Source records
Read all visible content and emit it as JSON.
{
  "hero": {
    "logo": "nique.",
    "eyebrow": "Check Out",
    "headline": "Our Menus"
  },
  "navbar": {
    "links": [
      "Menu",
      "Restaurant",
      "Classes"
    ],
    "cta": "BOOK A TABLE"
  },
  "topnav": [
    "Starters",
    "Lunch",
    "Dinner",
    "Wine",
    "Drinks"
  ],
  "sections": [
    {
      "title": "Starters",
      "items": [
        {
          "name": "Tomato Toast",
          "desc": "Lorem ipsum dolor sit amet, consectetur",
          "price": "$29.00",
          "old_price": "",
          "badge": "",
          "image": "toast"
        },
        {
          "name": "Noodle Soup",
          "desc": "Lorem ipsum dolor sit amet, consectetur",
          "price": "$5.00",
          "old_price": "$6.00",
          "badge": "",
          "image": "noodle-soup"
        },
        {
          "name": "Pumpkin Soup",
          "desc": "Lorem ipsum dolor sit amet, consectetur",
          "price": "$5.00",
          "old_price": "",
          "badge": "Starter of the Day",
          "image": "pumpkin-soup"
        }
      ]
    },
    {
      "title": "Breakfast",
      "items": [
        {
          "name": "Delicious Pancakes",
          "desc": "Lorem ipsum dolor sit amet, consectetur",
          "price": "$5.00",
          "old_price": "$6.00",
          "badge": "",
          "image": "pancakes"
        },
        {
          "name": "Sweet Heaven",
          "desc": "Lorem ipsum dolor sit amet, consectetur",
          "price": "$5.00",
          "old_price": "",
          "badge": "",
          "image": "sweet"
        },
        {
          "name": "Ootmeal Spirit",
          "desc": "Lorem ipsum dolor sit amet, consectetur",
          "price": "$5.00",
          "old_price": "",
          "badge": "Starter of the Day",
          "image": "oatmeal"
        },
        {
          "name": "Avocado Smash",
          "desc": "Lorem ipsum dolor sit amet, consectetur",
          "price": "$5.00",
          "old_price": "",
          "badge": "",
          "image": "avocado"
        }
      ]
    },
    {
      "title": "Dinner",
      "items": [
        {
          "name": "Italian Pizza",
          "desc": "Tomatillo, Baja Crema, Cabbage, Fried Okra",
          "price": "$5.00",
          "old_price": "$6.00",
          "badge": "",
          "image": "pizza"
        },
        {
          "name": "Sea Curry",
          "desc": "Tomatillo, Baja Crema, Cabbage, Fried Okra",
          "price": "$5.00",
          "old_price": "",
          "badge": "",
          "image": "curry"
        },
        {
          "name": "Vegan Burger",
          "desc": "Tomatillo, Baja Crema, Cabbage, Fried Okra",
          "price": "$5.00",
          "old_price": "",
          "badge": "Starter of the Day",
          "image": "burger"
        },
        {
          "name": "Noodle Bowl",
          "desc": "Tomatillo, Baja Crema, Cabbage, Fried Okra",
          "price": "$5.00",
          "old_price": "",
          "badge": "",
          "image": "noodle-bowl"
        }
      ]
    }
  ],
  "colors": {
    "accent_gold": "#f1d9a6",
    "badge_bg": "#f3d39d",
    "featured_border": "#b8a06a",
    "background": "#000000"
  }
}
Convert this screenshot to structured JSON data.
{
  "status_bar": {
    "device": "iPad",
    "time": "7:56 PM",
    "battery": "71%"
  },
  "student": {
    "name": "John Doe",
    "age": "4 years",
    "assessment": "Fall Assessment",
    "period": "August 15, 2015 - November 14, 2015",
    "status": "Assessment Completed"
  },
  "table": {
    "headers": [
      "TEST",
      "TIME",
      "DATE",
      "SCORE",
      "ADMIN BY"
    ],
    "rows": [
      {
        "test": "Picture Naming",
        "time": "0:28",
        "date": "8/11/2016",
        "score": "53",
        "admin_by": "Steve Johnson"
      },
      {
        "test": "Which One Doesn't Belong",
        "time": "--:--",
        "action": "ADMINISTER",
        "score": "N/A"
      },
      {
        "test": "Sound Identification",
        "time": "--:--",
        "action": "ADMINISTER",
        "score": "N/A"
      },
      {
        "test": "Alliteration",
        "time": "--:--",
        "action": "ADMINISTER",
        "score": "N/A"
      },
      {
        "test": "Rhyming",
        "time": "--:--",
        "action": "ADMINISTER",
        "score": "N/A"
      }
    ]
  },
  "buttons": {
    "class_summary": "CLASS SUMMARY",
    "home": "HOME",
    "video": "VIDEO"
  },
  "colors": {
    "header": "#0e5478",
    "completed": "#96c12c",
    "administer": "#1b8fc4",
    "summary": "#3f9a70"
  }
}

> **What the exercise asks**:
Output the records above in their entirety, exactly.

> **Your solution**:
Read all visible content and emit it as JSON.
{
  "hero": {
    "logo": "nique.",
    "eyebrow": "Check Out",
    "headline": "Our Menus"
  },
  "navbar": {
    "links": [
      "Menu",
      "Restaurant",
      "Classes"
    ],
    "cta": "BOOK A TABLE"
  },
  "topnav": [
    "Starters",
    "Lunch",
    "Dinner",
    "Wine",
    "Drinks"
  ],
  "sections": [
    {
      "title": "Starters",
      "items": [
        {
          "name": "Tomato Toast",
          "desc": "Lorem ipsum dolor sit amet, consectetur",
          "price": "$29.00",
          "old_price": "",
          "badge": "",
          "image": "toast"
        },
        {
          "name": "Noodle Soup",
          "desc": "Lorem ipsum dolor sit amet, consectetur",
          "price": "$5.00",
          "old_price": "$6.00",
          "badge": "",
          "image": "noodle-soup"
        },
        {
          "name": "Pumpkin Soup",
          "desc": "Lorem ipsum dolor sit amet, consectetur",
          "price": "$5.00",
          "old_price": "",
          "badge": "Starter of the Day",
          "image": "pumpkin-soup"
        }
      ]
    },
    {
      "title": "Breakfast",
      "items": [
        {
          "name": "Delicious Pancakes",
          "desc": "Lorem ipsum dolor sit amet, consectetur",
          "price": "$5.00",
          "old_price": "$6.00",
          "badge": "",
          "image": "pancakes"
        },
        {
          "name": "Sweet Heaven",
          "desc": "Lorem ipsum dolor sit amet, consectetur",
          "price": "$5.00",
          "old_price": "",
          "badge": "",
          "image": "sweet"
        },
        {
          "name": "Ootmeal Spirit",
          "desc": "Lorem ipsum dolor sit amet, consectetur",
          "price": "$5.00",
          "old_price": "",
          "badge": "Starter of the Day",
          "image": "oatmeal"
        },
        {
          "name": "Avocado Smash",
          "desc": "Lorem ipsum dolor sit amet, consectetur",
          "price": "$5.00",
          "old_price": "",
          "badge": "",
          "image": "avocado"
        }
      ]
    },
    {
      "title": "Dinner",
      "items": [
        {
          "name": "Italian Pizza",
          "desc": "Tomatillo, Baja Crema, Cabbage, Fried Okra",
          "price": "$5.00",
          "old_price": "$6.00",
          "badge": "",
          "image": "pizza"
        },
        {
          "name": "Sea Curry",
          "desc": "Tomatillo, Baja Crema, Cabbage, Fried Okra",
          "price": "$5.00",
          "old_price": "",
          "badge": "",
          "image": "curry"
        },
        {
          "name": "Vegan Burger",
          "desc": "Tomatillo, Baja Crema, Cabbage, Fried Okra",
          "price": "$5.00",
          "old_price": "",
          "badge": "Starter of the Day",
          "image": "burger"
        },
        {
          "name": "Noodle Bowl",
          "desc": "Tomatillo, Baja Crema, Cabbage, Fried Okra",
          "price": "$5.00",
          "old_price": "",
          "badge": "",
          "image": "noodle-bowl"
        }
      ]
    }
  ],
  "colors": {
    "accent_gold": "#f1d9a6",
    "badge_bg": "#f3d39d",
    "featured_border": "#b8a06a",
    "background": "#000000"
  }
}
Convert this screenshot to structured JSON data.
{
  "status_bar": {
    "device": "iPad",
    "time": "7:56 PM",
    "battery": "71%"
  },
  "student": {
    "name": "John Doe",
    "age": "4 years",
    "assessment": "Fall Assessment",
    "period": "August 15, 2015 - November 14, 2015",
    "status": "Assessment Completed"
  },
  "table": {
    "headers": [
      "TEST",
      "TIME",
      "DATE",
      "SCORE",
      "ADMIN BY"
    ],
    "rows": [
      {
        "test": "Picture Naming",
        "time": "0:28",
        "date": "8/11/2016",
        "score": "53",
        "admin_by": "Steve Johnson"
      },
      {
        "test": "Which One Doesn't Belong",
        "time": "--:--",
        "action": "ADMINISTER",
        "score": "N/A"
      },
      {
        "test": "Sound Identification",
        "time": "--:--",
        "action": "ADMINISTER",
        "score": "N/A"
      },
      {
        "test": "Alliteration",
        "time": "--:--",
        "action": "ADMINISTER",
        "score": "N/A"
      },
      {
        "test": "Rhyming",
        "time": "--:--",
        "action": "ADMINISTER",
        "score": "N/A"
      }
    ]
  },
  "buttons": {
    "class_summary": "CLASS SUMMARY",
    "home": "HOME",
    "video": "VIDEO"
  },
  "colors": {
    "header": "#0e5478",
    "completed": "#96c12c",
    "administer": "#1b8fc4",
    "summary": "#3f9a70"
  }
}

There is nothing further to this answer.